As I kept thinking, I came to a very simple conclusion. When the voices around the class began to fade, and the teacher’s face slowly started to frown with disappointment, I slowly put up my hand. I again doubted my conclusion. Could it really be that simple? When the teacher saw me, she pointed to me and said, “Yes, do you know the answer?” The class fell silent as I usually didn’t speak much, and when I did, everyone listened. Halfheartedly but very clearly I gave out my answer, “MANY”. The teacher smiled and said, “Very Good!” That was my first understanding of infinity.
Others may have come across certain unanswered questions on infinity by themselves. The most popular ones being, “What is the largest number? Googol?”, “What lies beyond the skies, beyond the solar system, beyond the galaxy, and beyond the universe?” The answer is infinity. Something exists but we are uncertain about it. Hence we name it infinity. Infinity doesn’t always have to be big. Ever wondered what is the smallest particle of matter?Small may be atomic or nuclear levels, or even smaller subatomic particles or even smaller. There is no end.
Ironically, some of the earliest ideas of infinity were dealing with the smallest rather than the largest. In the 4th century BC, Greek philosopher Zeno of Elea gave the paradoxes of motion which included the Achilles and the tortoise paradox. In it, he considers a race in which Achilles, though faster than the tortoise, will not be able to overtake it.
“In a race, the quickest runner can never overtake the slowest, since the pursuer must first reach the point whence the pursued started, so that the slower must always hold a lead.” -Aristotle
The word infinity comes from the Latin word infinitas meaning “unboundness”. It usually means a quantity without bound or end.

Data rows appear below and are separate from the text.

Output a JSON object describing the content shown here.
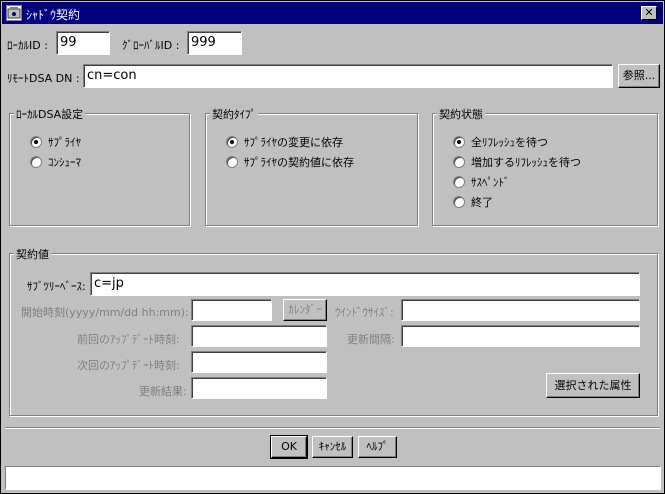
{
  "window": {
    "title": "ｼｬﾄﾞｳ契約",
    "close_glyph": "✕"
  },
  "top": {
    "local_id_label": "ﾛｰｶﾙID :",
    "local_id_value": "99",
    "global_id_label": "ｸﾞﾛｰﾊﾞﾙID :",
    "global_id_value": "999",
    "remote_dsa_label": "ﾘﾓｰﾄDSA DN :",
    "remote_dsa_value": "cn=con",
    "browse_label": "参照..."
  },
  "local_dsa": {
    "title": "ﾛｰｶﾙDSA設定",
    "options": [
      {
        "label": "ｻﾌﾟﾗｲﾔ",
        "selected": true
      },
      {
        "label": "ｺﾝｼｭｰﾏ",
        "selected": false
      }
    ]
  },
  "contract_type": {
    "title": "契約ﾀｲﾌﾟ",
    "options": [
      {
        "label": "ｻﾌﾟﾗｲﾔの変更に依存",
        "selected": true
      },
      {
        "label": "ｻﾌﾟﾗｲﾔの契約値に依存",
        "selected": false
      }
    ]
  },
  "contract_state": {
    "title": "契約状態",
    "options": [
      {
        "label": "全ﾘﾌﾚｯｼｭを待つ",
        "selected": true
      },
      {
        "label": "増加するﾘﾌﾚｯｼｭを待つ",
        "selected": false
      },
      {
        "label": "ｻｽﾍﾟﾝﾄﾞ",
        "selected": false
      },
      {
        "label": "終了",
        "selected": false
      }
    ]
  },
  "contract_value": {
    "title": "契約値",
    "subtree_base_label": "ｻﾌﾞﾂﾘｰﾍﾞｰｽ:",
    "subtree_base_value": "c=jp",
    "start_time_label": "開始時刻(yyyy/mm/dd hh:mm):",
    "start_time_value": "",
    "calendar_label": "ｶﾚﾝﾀﾞｰ",
    "window_size_label": "ｳｲﾝﾄﾞｳｻｲｽﾞ:",
    "window_size_value": "",
    "last_update_label": "前回のｱｯﾌﾟﾃﾞｰﾄ時刻:",
    "last_update_value": "",
    "update_interval_label": "更新間隔:",
    "update_interval_value": "",
    "next_update_label": "次回のｱｯﾌﾟﾃﾞｰﾄ時刻:",
    "next_update_value": "",
    "update_result_label": "更新結果:",
    "update_result_value": "",
    "selected_attrs_label": "選択された属性"
  },
  "footer": {
    "ok_label": "OK",
    "cancel_label": "ｷｬﾝｾﾙ",
    "help_label": "ﾍﾙﾌﾟ",
    "status_text": ""
  }
}
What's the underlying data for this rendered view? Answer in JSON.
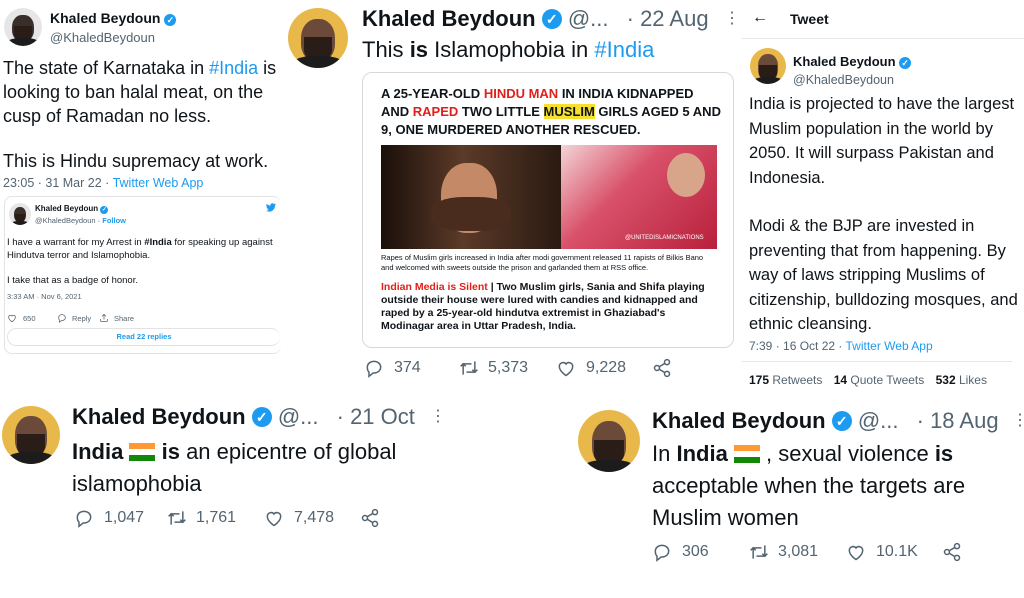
{
  "tweet1": {
    "name": "Khaled Beydoun",
    "handle": "@KhaledBeydoun",
    "text_a": "The state of Karnataka in ",
    "hashtag": "#India",
    "text_b": " is looking to ban halal meat, on the cusp of Ramadan no less.",
    "text_c": "This is Hindu supremacy at work.",
    "time": "23:05 · 31 Mar 22 · ",
    "source": "Twitter Web App",
    "quoted": {
      "name": "Khaled Beydoun",
      "handle": "@KhaledBeydoun",
      "follow": "Follow",
      "text_a": "I have a warrant for my Arrest in ",
      "hashtag": "#India",
      "text_b": " for speaking up against Hindutva terror and Islamophobia.",
      "text_c": "I take that as a badge of honor.",
      "time": "3:33 AM · Nov 6, 2021",
      "likes": "650",
      "reply": "Reply",
      "share": "Share",
      "read_replies": "Read 22 replies"
    }
  },
  "tweet2": {
    "name": "Khaled Beydoun",
    "handle": "@...",
    "date": "· 22 Aug",
    "text_a": "This ",
    "text_bold": "is",
    "text_b": " Islamophobia in ",
    "hashtag": "#India",
    "image": {
      "headline_1": "A 25-YEAR-OLD ",
      "headline_red1": "HINDU MAN",
      "headline_2": " IN INDIA KIDNAPPED AND ",
      "headline_red2": "RAPED",
      "headline_3": " TWO LITTLE ",
      "headline_hl": "MUSLIM",
      "headline_4": " GIRLS AGED 5 AND 9, ONE MURDERED ANOTHER RESCUED.",
      "watermark": "@UNITEDISLAMICNATIONS",
      "caption": "Rapes of Muslim girls increased in India after modi government released 11 rapists of Bilkis Bano and welcomed with sweets outside the prison and garlanded them at RSS office.",
      "silent": "Indian Media is Silent",
      "body": " | Two Muslim girls, Sania and Shifa playing outside their house were lured with candies and kidnapped and raped by a 25-year-old hindutva extremist in Ghaziabad's Modinagar area in Uttar Pradesh, India."
    },
    "replies": "374",
    "retweets": "5,373",
    "likes": "9,228"
  },
  "tweet3": {
    "header": "Tweet",
    "name": "Khaled Beydoun",
    "handle": "@KhaledBeydoun",
    "text_a": "India is projected to have the largest Muslim population in the world by 2050.  It will surpass Pakistan and Indonesia.",
    "text_b": "Modi & the BJP are invested in preventing that from happening. By way of laws stripping Muslims of citizenship, bulldozing mosques, and ethnic cleansing.",
    "time": "7:39 · 16 Oct 22 · ",
    "source": "Twitter Web App",
    "retweets_n": "175",
    "retweets_l": " Retweets",
    "quotes_n": "14",
    "quotes_l": " Quote Tweets",
    "likes_n": "532",
    "likes_l": " Likes"
  },
  "tweet4": {
    "name": "Khaled Beydoun",
    "handle": "@...",
    "date": "· 21 Oct",
    "india": "India",
    "is": "is",
    "text": " an epicentre of global islamophobia",
    "replies": "1,047",
    "retweets": "1,761",
    "likes": "7,478"
  },
  "tweet5": {
    "name": "Khaled Beydoun",
    "handle": "@...",
    "date": "· 18 Aug",
    "in": "In ",
    "india": "India",
    "text_a": " , sexual violence ",
    "is": "is",
    "text_b": " acceptable when the targets are Muslim women",
    "replies": "306",
    "retweets": "3,081",
    "likes": "10.1K"
  },
  "colors": {
    "link": "#1d9bf0",
    "muted": "#536471",
    "red": "#e0201a",
    "highlight": "#f5e030"
  },
  "icons": [
    "verified-badge-icon",
    "reply-icon",
    "retweet-icon",
    "like-icon",
    "share-icon",
    "back-arrow-icon",
    "more-icon",
    "twitter-logo-icon",
    "india-flag-icon"
  ]
}
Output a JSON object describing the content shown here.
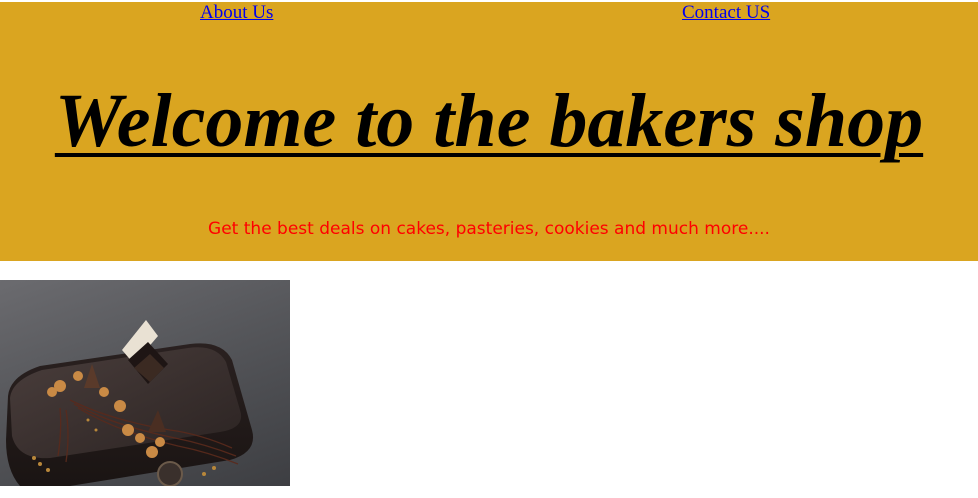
{
  "nav": {
    "about_label": "About Us",
    "contact_label": "Contact US"
  },
  "hero": {
    "title": "Welcome to the bakers shop",
    "tagline": "Get the best deals on cakes, pasteries, cookies and much more....",
    "background_color": "#DAA520",
    "title_color": "#000000",
    "tagline_color": "#FF0000",
    "link_color": "#0000EE"
  },
  "product_image": {
    "icon": "chocolate-cake-photo"
  }
}
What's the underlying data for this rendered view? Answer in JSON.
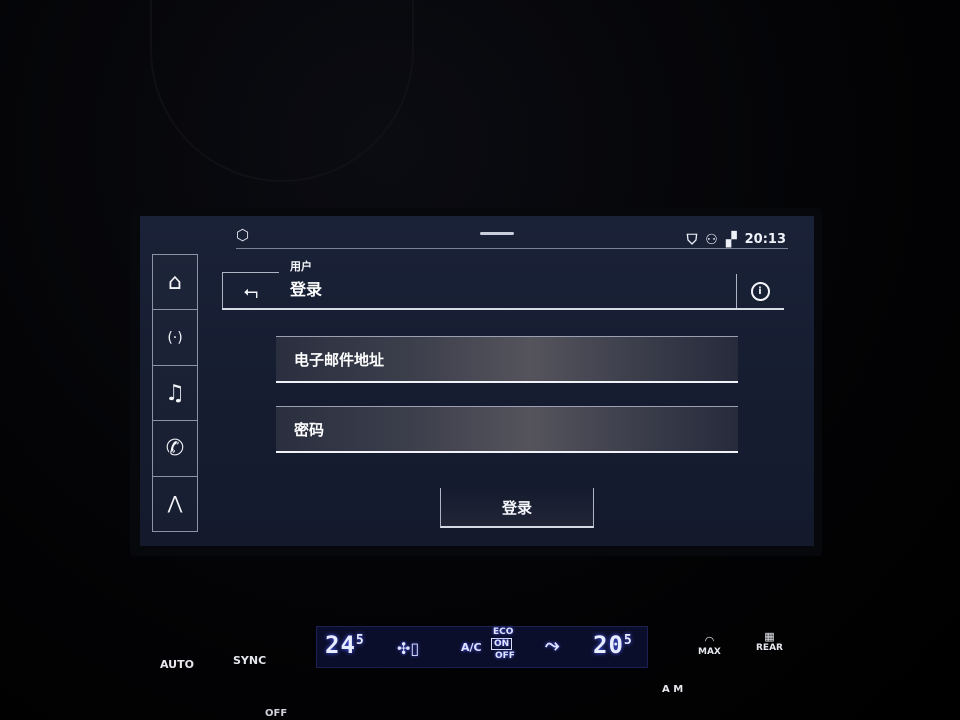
{
  "status_bar": {
    "time": "20:13"
  },
  "nav": {
    "items": [
      {
        "id": "home",
        "glyph": "⌂"
      },
      {
        "id": "radio",
        "glyph": "(·)"
      },
      {
        "id": "music",
        "glyph": "♫"
      },
      {
        "id": "phone",
        "glyph": "✆"
      },
      {
        "id": "navigation",
        "glyph": "⋀"
      }
    ]
  },
  "header": {
    "subtitle": "用户",
    "title": "登录",
    "back_glyph": "⮢",
    "info_glyph": "i"
  },
  "form": {
    "email_label": "电子邮件地址",
    "password_label": "密码",
    "login_button": "登录"
  },
  "climate": {
    "auto": "AUTO",
    "sync": "SYNC",
    "temp_left_main": "24",
    "temp_left_dec": "5",
    "ac": "A/C",
    "eco": "ECO",
    "on": "ON",
    "off_small": "OFF",
    "temp_right_main": "20",
    "temp_right_dec": "5",
    "max": "MAX",
    "rear": "REAR",
    "am": "A M",
    "off": "OFF"
  },
  "colors": {
    "screen_bg": "#161d31",
    "accent_text": "#ffffff",
    "climate_display": "#0b0e2a"
  }
}
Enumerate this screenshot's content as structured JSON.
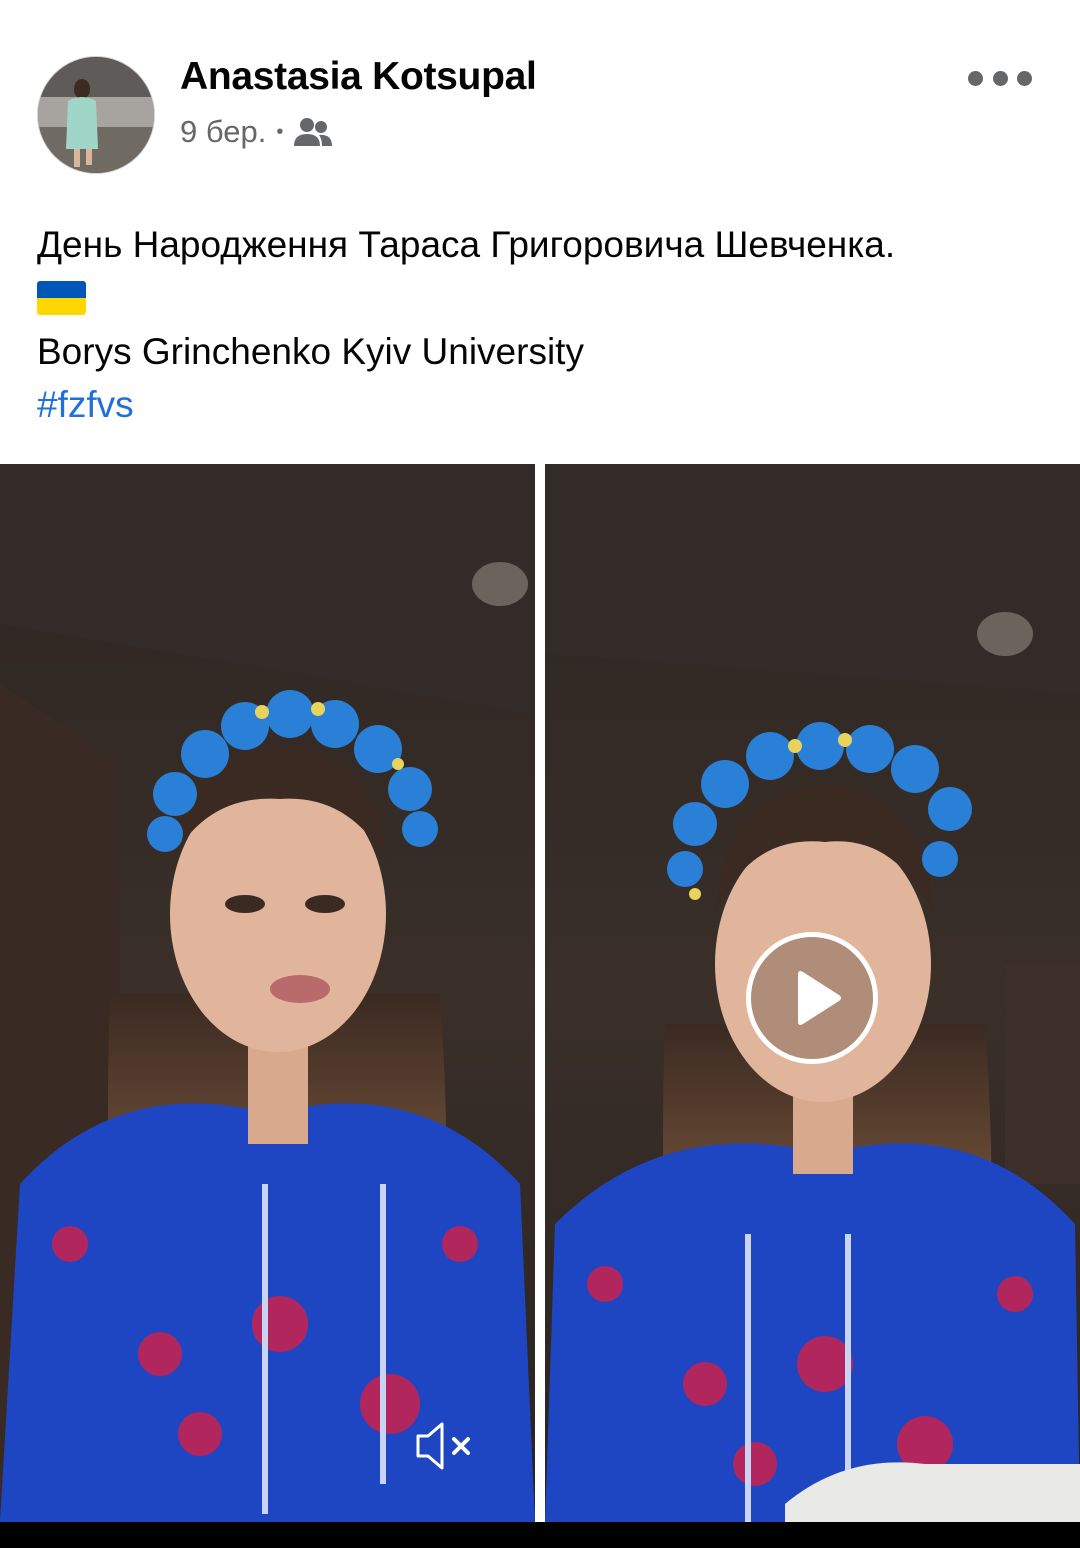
{
  "post": {
    "author": "Anastasia Kotsupal",
    "timestamp": "9 бер.",
    "separator": "•",
    "audience_icon": "friends-icon",
    "more_icon": "more-options-icon",
    "text_line1": "День Народження Тараса Григоровича Шевченка.",
    "flag_icon": "ukraine-flag-emoji",
    "text_line3": "Borys Grinchenko Kyiv University",
    "hashtag": "#fzfvs"
  },
  "media": {
    "videos": [
      {
        "name": "video-left",
        "control_icon": "muted-speaker-icon"
      },
      {
        "name": "video-right",
        "control_icon": "play-icon"
      }
    ]
  },
  "colors": {
    "text_primary": "#050505",
    "text_secondary": "#65676b",
    "link": "#216fdb",
    "flag_blue": "#0057b7",
    "flag_yellow": "#ffd700"
  }
}
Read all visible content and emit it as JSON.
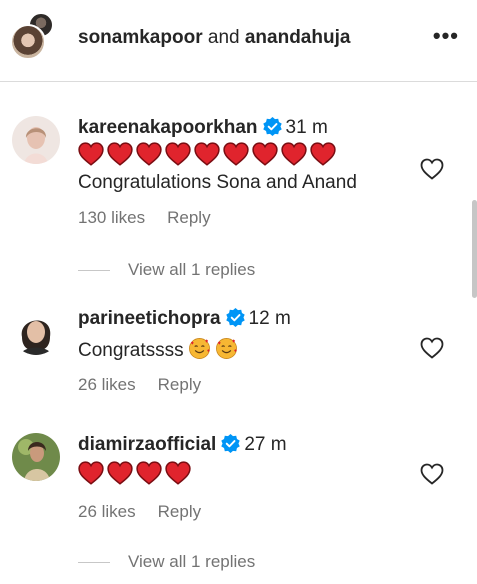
{
  "header": {
    "user1": "sonamkapoor",
    "joiner": " and ",
    "user2": "anandahuja",
    "more_icon": "•••"
  },
  "comments": [
    {
      "username": "kareenakapoorkhan",
      "time": "31 m",
      "hearts": 9,
      "text": "Congratulations Sona and Anand",
      "likes": "130 likes",
      "reply": "Reply",
      "view_replies": "View all 1 replies"
    },
    {
      "username": "parineetichopra",
      "time": "12 m",
      "text": "Congratssss",
      "emojis": [
        "smiling-face-with-hearts",
        "smiling-face-with-hearts"
      ],
      "likes": "26 likes",
      "reply": "Reply"
    },
    {
      "username": "diamirzaofficial",
      "time": "27 m",
      "hearts": 4,
      "likes": "26 likes",
      "reply": "Reply",
      "view_replies": "View all 1 replies"
    }
  ],
  "colors": {
    "verified": "#0095f6",
    "heart": "#e0242d",
    "meta": "#737373"
  }
}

Mathematically, infinity is considered to have a value, an imaginary value to use in calculations. The symbol ∞ for infinity was introduced by English mathematician John Wallis in 1655, taken possibly from CIC, the Etruscan numeral for 1000 or ω (omega), the last letter of the Greek alphabet.